Hoopster wears his heart on his shoes
NBA rookie Deni Avdija, who plays for the Washington Wizards, wrote “yizkor” (meaning “remember”) on his sneakers before playing in a game last week that coincided with Yom HaShoah, or Holocaust Remembrance Day. The Wizards even tweeted a video of announcer Justin Kutcher explaining the significance of the traditional phrase as Avdija (an Israel-born, 6-foot-9 forward of Serbian heritage) entered the game, explaining that it was a “somber day.” The clip was posted to the Hebrew-language Twitter account the team has started in order to cater to Avdija’s enthusiastic Israeli fans.
דני אבדיה הגיע הערב לאולם בשחור ורשם על הנעליים "יזכור" pic.twitter.com/jOYmKPBaVW
— Washington Wizards 🇮🇱 (@washwizardsil) April 7, 2021
Stars assemble for this year’s Oscars

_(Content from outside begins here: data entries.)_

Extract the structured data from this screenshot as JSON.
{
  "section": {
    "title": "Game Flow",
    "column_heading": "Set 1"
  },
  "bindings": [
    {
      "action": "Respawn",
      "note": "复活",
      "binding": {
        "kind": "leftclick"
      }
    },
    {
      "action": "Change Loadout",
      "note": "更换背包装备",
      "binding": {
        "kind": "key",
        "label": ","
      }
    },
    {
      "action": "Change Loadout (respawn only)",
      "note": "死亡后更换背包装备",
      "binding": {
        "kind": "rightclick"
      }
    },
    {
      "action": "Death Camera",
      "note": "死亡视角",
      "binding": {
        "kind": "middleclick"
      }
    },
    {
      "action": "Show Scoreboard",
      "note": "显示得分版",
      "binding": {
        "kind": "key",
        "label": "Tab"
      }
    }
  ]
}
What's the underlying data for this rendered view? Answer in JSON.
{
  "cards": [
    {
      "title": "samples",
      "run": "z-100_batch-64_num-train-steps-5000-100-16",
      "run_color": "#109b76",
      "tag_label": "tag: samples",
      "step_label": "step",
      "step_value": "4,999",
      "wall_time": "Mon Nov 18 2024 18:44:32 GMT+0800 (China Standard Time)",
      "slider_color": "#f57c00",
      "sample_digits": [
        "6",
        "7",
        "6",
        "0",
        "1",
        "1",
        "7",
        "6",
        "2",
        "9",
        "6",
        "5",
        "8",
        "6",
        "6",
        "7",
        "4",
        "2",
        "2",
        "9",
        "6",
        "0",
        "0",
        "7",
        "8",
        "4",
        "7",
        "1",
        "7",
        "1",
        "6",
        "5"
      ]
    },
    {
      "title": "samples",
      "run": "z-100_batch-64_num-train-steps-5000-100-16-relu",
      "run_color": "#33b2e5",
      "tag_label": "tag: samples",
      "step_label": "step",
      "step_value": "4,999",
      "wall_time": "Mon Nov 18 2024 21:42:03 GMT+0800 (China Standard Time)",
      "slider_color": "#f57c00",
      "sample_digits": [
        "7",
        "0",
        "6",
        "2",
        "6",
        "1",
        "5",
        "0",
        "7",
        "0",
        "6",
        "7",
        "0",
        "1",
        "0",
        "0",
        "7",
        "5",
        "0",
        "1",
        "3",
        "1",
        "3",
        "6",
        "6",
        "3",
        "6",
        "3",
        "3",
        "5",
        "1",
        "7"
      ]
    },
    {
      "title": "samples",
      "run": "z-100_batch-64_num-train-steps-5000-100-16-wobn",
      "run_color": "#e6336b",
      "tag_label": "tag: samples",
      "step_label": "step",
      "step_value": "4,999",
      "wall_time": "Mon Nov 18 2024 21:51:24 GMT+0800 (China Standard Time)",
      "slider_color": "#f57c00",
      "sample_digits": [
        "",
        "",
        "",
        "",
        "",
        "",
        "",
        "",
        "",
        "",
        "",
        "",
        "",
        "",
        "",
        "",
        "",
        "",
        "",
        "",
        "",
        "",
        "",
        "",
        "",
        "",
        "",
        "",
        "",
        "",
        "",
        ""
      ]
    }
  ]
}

The Oscars are planning an “ensemble cast” to present this year’s awards on April 25. On the list are a number of previous years’ winners and nominees, including Joaquin Phoenix and Harrison Ford. The event will be produced by a committee of Hollywood veterans, including Stacey Sher, a star producer who has worked on films as diverse as “Reality Bites” and “Django Unchained.” But even with all these details, no one really knows what the ceremony will really be like — it’s set to be held in multiple locations, including Union Station in Los Angeles.
Sephardic history hits the small screen
The trailer is out for your next binge watch. Yes Studios, the Tel Aviv–based producer and distributor behind “Fauda” and “Shtisel,” has branched out into costume drama with its new show “The Beauty Queen of Jerusalem,” the story of a Sephardic family. Judging from the first look, it’s not light fare, set as it is against the backdrop of the Ottoman Empire and Israel’s War of Independence. It stars Michael Aloni (Akiva in “Shtisel”), Itzik Cohen (Capt. Gabi Ayub in “Fauda”) and newcomer Swell Ariel Or, among others. It will be a multilingual show, with characters speaking in Hebrew, English, Arabic and Ladino.
Actor really wants to apologize
Hank Azaria is sorry. The prolific screen and voice actor is known for his many roles on “The Simpsons,” including Indian American shopkeeper Apu, a part Azaria voiced with a thick, fake accent. He stepped away from the role in 2020 after he realized the negative impact it was having on people, including a boy at his son’s school who brought it home to him personally. He has tried to make amends. “I really do apologize,” Azaria said in an interview with the podcast “Armchair Expert.” “It’s important. I apologize for my part in creating that and participating in that. Part of me feels like I need to go to every single Indian person in this country and personally apologize.”
Skydiving journalist is very old
He may not have been a celebrity before, but Walter Bingham, 97, has just been crowned “oldest living journalist” by the Guinness Book of World Records. The accolade is just another feather in Bingham’s cap, as he’s already the holder of the title “oldest radio talk show host (living).” Born in 1924 in Germany, he fled to the United Kingdom, where he lived until 2004, when he moved to Israel. He celebrated his 95th birthday by skydiving and plans to do it again if he lives to 100, he said.